─── Provided material
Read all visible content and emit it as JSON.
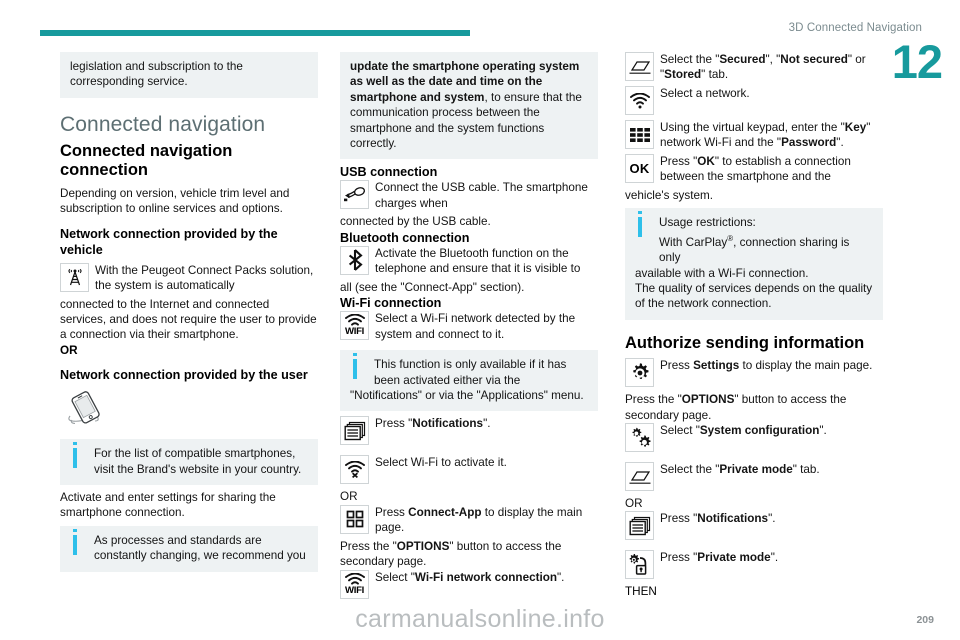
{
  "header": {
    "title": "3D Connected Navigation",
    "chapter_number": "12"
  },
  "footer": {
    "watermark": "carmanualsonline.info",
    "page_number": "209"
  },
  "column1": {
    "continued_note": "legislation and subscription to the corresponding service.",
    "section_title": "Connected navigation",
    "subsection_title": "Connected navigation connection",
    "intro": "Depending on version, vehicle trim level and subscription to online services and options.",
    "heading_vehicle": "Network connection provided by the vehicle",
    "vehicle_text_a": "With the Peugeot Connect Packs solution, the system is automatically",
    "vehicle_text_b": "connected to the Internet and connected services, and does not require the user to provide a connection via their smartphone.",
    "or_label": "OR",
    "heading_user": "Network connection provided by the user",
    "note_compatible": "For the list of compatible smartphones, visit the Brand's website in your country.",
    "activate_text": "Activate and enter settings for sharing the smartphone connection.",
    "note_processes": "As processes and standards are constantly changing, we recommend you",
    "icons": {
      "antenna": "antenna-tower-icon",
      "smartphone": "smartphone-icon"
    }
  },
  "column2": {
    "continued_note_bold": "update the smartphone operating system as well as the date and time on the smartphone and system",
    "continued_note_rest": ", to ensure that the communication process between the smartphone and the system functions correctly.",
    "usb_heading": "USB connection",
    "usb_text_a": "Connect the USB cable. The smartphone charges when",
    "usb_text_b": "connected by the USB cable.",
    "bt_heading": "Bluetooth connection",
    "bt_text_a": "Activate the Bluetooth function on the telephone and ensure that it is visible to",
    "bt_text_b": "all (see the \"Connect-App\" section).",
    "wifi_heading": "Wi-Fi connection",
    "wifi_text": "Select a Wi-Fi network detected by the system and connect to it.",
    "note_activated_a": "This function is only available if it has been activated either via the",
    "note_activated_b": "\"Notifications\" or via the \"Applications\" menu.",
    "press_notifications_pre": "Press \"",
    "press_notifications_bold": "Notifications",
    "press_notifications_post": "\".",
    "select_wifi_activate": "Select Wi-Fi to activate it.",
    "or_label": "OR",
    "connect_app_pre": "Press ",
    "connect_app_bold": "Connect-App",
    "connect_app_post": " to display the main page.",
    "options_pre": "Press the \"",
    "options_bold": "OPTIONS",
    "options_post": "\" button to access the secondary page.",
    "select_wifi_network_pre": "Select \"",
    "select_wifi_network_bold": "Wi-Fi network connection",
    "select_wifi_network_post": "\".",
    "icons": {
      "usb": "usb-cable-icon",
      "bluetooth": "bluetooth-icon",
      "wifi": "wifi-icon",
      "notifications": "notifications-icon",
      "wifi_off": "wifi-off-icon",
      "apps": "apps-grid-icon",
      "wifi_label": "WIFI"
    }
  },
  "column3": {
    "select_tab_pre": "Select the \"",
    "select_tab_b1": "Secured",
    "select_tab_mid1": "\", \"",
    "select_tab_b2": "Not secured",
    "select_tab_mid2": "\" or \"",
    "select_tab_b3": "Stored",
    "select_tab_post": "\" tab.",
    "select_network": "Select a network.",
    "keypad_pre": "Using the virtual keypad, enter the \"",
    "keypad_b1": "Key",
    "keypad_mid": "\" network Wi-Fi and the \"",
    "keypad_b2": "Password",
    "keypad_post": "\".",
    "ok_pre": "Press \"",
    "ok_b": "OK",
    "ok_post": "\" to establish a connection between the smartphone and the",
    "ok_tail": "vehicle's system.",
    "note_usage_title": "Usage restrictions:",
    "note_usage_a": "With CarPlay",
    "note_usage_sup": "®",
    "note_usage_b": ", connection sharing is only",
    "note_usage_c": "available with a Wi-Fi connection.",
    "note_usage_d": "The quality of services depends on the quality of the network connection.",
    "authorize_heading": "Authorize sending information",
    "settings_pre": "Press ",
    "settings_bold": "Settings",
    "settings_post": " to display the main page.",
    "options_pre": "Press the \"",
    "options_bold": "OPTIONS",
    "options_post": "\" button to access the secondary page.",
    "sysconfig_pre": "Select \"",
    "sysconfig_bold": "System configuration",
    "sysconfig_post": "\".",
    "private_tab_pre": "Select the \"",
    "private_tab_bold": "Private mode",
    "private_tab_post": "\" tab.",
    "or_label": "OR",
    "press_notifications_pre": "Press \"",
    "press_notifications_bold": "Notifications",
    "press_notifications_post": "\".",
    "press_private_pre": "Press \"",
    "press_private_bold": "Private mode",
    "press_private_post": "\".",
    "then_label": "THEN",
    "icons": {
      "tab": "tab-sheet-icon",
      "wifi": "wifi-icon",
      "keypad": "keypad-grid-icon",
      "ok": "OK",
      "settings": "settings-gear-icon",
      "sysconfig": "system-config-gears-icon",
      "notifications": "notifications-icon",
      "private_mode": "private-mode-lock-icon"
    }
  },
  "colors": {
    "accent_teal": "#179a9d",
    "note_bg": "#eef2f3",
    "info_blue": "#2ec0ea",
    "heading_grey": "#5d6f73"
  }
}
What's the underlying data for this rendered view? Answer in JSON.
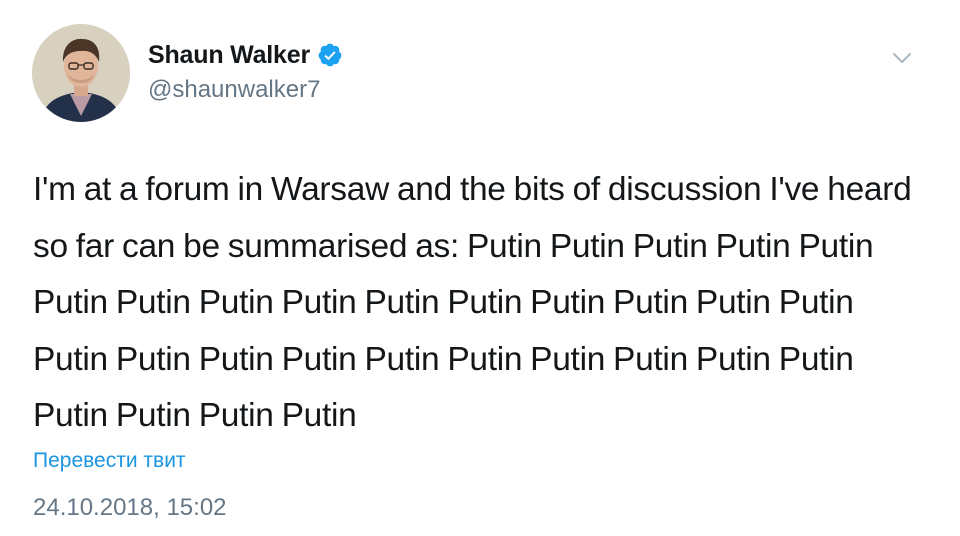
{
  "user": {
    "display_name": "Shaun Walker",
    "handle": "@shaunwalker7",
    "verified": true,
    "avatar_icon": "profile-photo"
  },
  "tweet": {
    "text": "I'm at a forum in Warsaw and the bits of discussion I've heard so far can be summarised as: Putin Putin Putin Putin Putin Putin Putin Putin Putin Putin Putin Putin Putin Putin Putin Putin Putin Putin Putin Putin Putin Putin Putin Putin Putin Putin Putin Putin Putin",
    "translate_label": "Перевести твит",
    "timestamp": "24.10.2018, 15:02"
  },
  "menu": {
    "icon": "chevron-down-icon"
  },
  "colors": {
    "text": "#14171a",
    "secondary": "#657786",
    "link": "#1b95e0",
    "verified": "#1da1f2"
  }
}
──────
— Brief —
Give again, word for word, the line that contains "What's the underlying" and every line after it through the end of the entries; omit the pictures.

— Answer space —
What's the underlying data for this rendered view? Answer in JSON.
{
  "user": {
    "display_name": "Shaun Walker",
    "handle": "@shaunwalker7",
    "verified": true,
    "avatar_icon": "profile-photo"
  },
  "tweet": {
    "text": "I'm at a forum in Warsaw and the bits of discussion I've heard so far can be summarised as: Putin Putin Putin Putin Putin Putin Putin Putin Putin Putin Putin Putin Putin Putin Putin Putin Putin Putin Putin Putin Putin Putin Putin Putin Putin Putin Putin Putin Putin",
    "translate_label": "Перевести твит",
    "timestamp": "24.10.2018, 15:02"
  },
  "menu": {
    "icon": "chevron-down-icon"
  },
  "colors": {
    "text": "#14171a",
    "secondary": "#657786",
    "link": "#1b95e0",
    "verified": "#1da1f2"
  }
}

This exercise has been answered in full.